• Work order: Each line of the records that holds "icon" should be shown in full.

• Input records:
::::::::::

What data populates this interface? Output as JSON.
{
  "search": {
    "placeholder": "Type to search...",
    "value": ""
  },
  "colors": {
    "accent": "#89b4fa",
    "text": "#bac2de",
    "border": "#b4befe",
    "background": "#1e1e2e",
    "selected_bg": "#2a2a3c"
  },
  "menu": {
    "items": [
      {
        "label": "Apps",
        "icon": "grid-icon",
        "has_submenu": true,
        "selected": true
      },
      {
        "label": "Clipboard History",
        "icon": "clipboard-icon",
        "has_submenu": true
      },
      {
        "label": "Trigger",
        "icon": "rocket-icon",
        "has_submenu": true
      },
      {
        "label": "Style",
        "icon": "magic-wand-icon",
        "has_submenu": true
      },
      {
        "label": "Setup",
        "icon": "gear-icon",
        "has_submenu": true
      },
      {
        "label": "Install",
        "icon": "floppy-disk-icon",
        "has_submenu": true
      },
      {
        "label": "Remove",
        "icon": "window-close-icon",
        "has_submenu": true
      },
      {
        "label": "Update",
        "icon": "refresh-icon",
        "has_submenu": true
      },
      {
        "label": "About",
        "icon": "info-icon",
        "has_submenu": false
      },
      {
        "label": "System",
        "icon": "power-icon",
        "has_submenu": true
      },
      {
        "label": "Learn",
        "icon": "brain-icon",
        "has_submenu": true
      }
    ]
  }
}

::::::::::

• Your solution:
        "icon": "grid-icon",
        "icon": "clipboard-icon",
        "icon": "rocket-icon",
        "icon": "magic-wand-icon",
        "icon": "gear-icon",
        "icon": "floppy-disk-icon",
        "icon": "window-close-icon",
        "icon": "refresh-icon",
        "icon": "info-icon",
        "icon": "power-icon",
        "icon": "brain-icon",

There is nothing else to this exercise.